Her new album An Americaine in Paris is fantastic.  It is upbeat and perky and when listening I can’t help but smile.  Melody was even being considered for Grammy nominations in six different categories!

I highly recommend taking a look at her music videos on YouTube (or below) and perhaps purchasing her music from iTunes or Amazon.  You can also learn more about her on her website.

Personal Disclosure: A Childhood Drugged

I was a difficult child, I admit that.  It is here that the story begins.
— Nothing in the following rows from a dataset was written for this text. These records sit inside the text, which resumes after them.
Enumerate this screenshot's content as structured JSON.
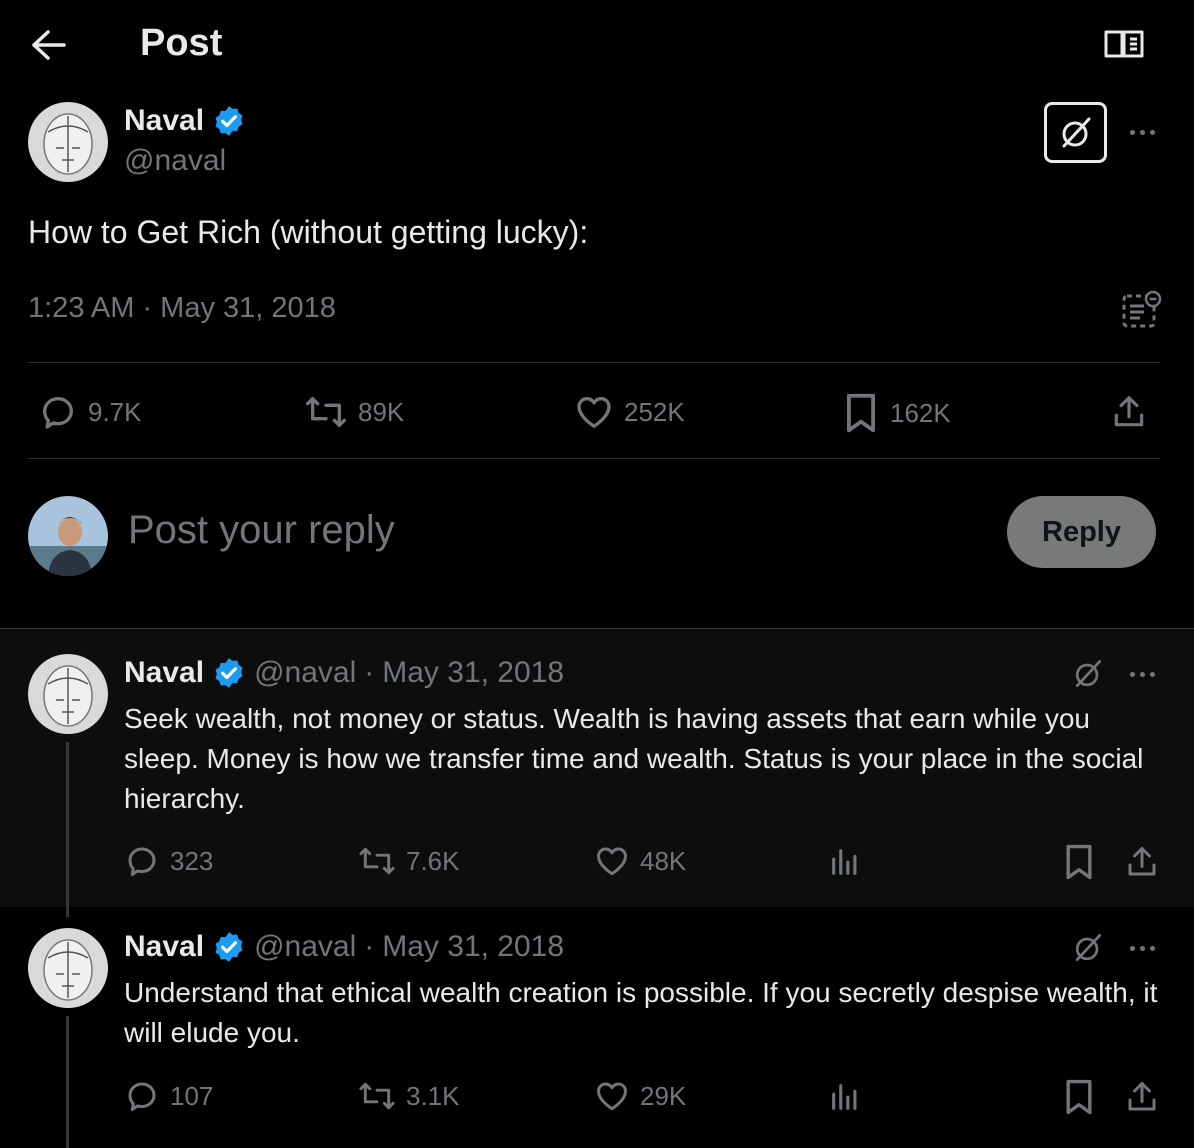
{
  "header": {
    "title": "Post"
  },
  "main_tweet": {
    "author_name": "Naval",
    "author_handle": "@naval",
    "text": "How to Get Rich (without getting lucky):",
    "timestamp": "1:23 AM · May 31, 2018",
    "stats": {
      "replies": "9.7K",
      "reposts": "89K",
      "likes": "252K",
      "bookmarks": "162K"
    }
  },
  "composer": {
    "placeholder": "Post your reply",
    "button_label": "Reply"
  },
  "replies": [
    {
      "author_name": "Naval",
      "author_handle": "@naval",
      "date": "May 31, 2018",
      "text": "Seek wealth, not money or status. Wealth is having assets that earn while you sleep. Money is how we transfer time and wealth. Status is your place in the social hierarchy.",
      "stats": {
        "replies": "323",
        "reposts": "7.6K",
        "likes": "48K"
      }
    },
    {
      "author_name": "Naval",
      "author_handle": "@naval",
      "date": "May 31, 2018",
      "text": "Understand that ethical wealth creation is possible. If you secretly despise wealth, it will elude you.",
      "stats": {
        "replies": "107",
        "reposts": "3.1K",
        "likes": "29K"
      }
    }
  ],
  "colors": {
    "background": "#000000",
    "text": "#e7e9ea",
    "muted": "#71767b",
    "verified": "#1d9bf0",
    "divider": "#2f3336"
  },
  "icons": [
    "back-arrow-icon",
    "reader-mode-icon",
    "verified-icon",
    "grok-icon",
    "more-icon",
    "analytics-icon",
    "reply-icon",
    "repost-icon",
    "like-icon",
    "bookmark-icon",
    "share-icon",
    "views-icon"
  ]
}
My story starts when I was three-years-old.  I was an extremely intelligent and bright child, but also very stubborn.  This wasn’t just normal stubborn, however, but a violent and explosive demand to do what I wanted when I wanted.  I began seeing a shrink shortly thereafter and was diagnosed with Oppositional-Defiant Disorder.  I didn’t have ODD however.  This misdiagnosis pattern would continue for many years and my parents and I would run the gamut of childhood mental disorders.  I was OCD, ADHD, ADD, depressed, etc…which called for many medications.  By the time I was 9 years old I was taking or had taken Ritalin, Paxil, Clonadine, Adderal, and Adderal XR.

Fast forward to age 15 and I was diagnosed with Bipolar Disorder and the drug Risperdal was added to my cocktail.  I was supposed to consider my diagnosis a  blessing (“You’re lucky they caught it so early” as if I had cancer and I could be cured).  I felt like a zombie though.  In fact, I don’t remember a great deal of high school at all…or much of age 9 to 22 for that matter.

When I was 22 I decided to take a radical move.  I wasn’t entirely sure that I needed all that medication.  My boyfriend, Jon, knew I didn’t need all that medication.  So together, Jon and I weaned me off all the drugs little by little. It was a miserable, awful week of withdrawal but Jon and I weathered it together.  And now I’m ok…I’m still here.

I did not have a mental illness after all.  I was just a stubborn kid with a jealous streak who turned into a angsty teenager.

Now that I can think clearly, I’m me again.  I’m outgoing and I approach people and talk to them, instead of “turtling”.  It’s amazing to be me once more.  I can’t help but wonder, though, where I would be today if I had never been on the drugs in the first place.  I didn’t need them and I feel like they held me back.  I probably would have more friends from high school and college.  I’d probably have a Bachelor’s degree and maybe even a Masters.  On the flip side, I probably would not have met Jon.  I probably would not be a veterinary technician.  It will do me no good to think about the “what if’s” but I must instead think about the “what now’s.”

Even after all the drugs and doctors, however, I don’t hate the psychologists or the medication.  Looking back on where I was, I understand why my parents thought the medication was a good idea.  I WAS miserable, and they were trying to help.  I can’t blame them or anyone else for trying to help give me a better existence.  I might not remember a lot of those days when I was on drugs, but the ones I do remember were happy.

Don’t get me wrong, it’s not all sunshine and rainbows. I still have my bad days but now I find me giving myself private pep talks to ward off my fears and anxiety. At age 24 I’m finally happy.

Three Down, One to Go!

Sometimes, the behavior of college kids makes me wonder how old students are...

As of today, I have completed my third semester of my veterinary technology program.  This is exciting because I only have ONE MORE SEMESTER until GRADUATION.  This is even more exciting because it has taken me FIVE YEARS to get this one Associates degree.  I’m super excited because I’m getting a second degree in general studies.  It has taken five years to get both of these degrees.

I’m FUCKING EXCITED.  It’s a small victory but I’m thrilled to be done with the busy work.  Next fall, I move on to the University of Minnesota to get a Bachelors of Science in Biology.  After that, Vet School.

I’m almost there.

So close, yet so far.